For this study, a novel method known as Echo-Planar Spectroscopic Imaging (EPSI) was employed for temperature mapping. This spectroscopic technique relies on measuring changes to the characteristic properties of water and other chemicals. In MR spectroscopy, water has a unique resonance frequency in the MRI scanner that is temperature dependent. This differs from other metabolite chemicals in the brain, which have resonance frequencies that are not impacted by temperature. By measuring the frequency difference between water and other brain metabolites through MR spectroscopy, temperature changes can be determined.

Dr. Catherine Morgan, CAMRI's MRI physicist, worked with developers of the imaging sequence at the University of Miami to facilitate brain temperature measurements specifically for this project. This generated 3D temperature maps of the brain at 8-minuteintervals. Implementing these types of novel MRI techniques is one of the unique resources that CAMRI offers to support researchers. 

The cooling cap was tested in healthy participants and recovered stroke patients.

Six healthy volunteers hadthe head cooling device applied for 120 minutes to test the tolerability of the cooling cap. Brain temperature was measured via MRI both before and during the head cooling. Regular blood pressure and body temperature were also measured.

In a second study, six stroke survivors were enrolled in a trial to evaluate the effectiveness of the cooling cap. Participants underwent a baseline MRI scan and were then seated outside the MRI scanner as the cooling cap was applied for up to an hour. Following this, a post-cooling EPSI scan was conducted while the head cooling was maintained.

Both healthy volunteers and stroke patients reported that the cooling cap was well tolerated, and it resulted in a significant decrease in brain temperature, of approximately 1°C in both groups. While this is a relatively modest temperature change, this may be sufficient to help reduce the metabolic demands of the brain and potentially delay brain damage prior to stroke treatment. Further investigation of its efficacy in an acute clinical setting is now planned.

Figure showing temperature measurements beforeand after the cooling process.

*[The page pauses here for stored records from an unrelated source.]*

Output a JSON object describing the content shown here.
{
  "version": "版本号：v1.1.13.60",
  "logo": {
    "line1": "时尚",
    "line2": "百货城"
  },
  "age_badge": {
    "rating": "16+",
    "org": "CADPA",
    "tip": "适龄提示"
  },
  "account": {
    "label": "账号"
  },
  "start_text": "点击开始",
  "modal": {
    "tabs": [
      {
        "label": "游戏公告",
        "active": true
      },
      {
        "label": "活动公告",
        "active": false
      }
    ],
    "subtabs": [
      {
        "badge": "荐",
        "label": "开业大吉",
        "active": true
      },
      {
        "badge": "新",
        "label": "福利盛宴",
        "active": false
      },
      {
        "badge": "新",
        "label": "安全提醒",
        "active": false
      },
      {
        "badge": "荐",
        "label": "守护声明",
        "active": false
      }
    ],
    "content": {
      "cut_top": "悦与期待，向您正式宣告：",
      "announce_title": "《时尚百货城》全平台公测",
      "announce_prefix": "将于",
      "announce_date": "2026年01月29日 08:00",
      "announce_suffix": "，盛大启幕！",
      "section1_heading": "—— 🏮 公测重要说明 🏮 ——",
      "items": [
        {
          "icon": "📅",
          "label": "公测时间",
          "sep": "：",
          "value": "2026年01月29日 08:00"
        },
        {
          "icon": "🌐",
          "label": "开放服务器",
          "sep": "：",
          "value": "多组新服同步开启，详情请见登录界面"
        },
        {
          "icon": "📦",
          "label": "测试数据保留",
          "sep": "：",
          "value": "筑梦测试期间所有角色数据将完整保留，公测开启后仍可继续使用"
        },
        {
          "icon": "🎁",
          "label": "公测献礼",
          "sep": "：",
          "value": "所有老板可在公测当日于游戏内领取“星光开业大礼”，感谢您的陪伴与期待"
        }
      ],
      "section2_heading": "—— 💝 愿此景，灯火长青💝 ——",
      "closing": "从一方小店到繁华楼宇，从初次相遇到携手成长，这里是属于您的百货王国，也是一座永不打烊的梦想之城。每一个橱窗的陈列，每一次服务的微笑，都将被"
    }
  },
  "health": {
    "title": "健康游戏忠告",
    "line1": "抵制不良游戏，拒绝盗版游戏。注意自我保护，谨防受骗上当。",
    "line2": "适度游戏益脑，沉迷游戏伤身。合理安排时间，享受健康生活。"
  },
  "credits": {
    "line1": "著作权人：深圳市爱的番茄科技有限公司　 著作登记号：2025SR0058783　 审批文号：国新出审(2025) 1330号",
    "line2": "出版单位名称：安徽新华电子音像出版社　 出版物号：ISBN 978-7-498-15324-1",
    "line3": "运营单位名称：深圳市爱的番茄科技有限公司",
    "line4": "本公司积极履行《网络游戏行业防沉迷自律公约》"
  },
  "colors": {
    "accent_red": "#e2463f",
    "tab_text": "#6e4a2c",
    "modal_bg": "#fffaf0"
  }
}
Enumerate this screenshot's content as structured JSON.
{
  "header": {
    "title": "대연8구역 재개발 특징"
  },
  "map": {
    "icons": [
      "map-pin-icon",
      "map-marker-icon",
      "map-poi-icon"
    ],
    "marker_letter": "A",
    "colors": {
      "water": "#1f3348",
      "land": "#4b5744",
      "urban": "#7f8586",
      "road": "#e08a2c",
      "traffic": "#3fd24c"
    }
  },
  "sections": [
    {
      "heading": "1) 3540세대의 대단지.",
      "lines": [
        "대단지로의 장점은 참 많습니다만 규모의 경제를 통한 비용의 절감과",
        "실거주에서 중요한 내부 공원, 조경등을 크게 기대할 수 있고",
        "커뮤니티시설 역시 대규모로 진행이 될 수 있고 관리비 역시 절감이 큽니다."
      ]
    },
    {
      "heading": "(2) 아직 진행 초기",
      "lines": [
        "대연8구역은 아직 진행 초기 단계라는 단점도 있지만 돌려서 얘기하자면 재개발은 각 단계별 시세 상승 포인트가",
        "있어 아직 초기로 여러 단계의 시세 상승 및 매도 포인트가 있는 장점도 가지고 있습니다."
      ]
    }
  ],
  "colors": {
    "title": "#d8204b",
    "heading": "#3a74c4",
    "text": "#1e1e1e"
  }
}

Want to find out more? Here's some further reading

More details on the “COOLHEAD” study can be found in the recently published article here.

A review of MRI thermometry methods can be found here.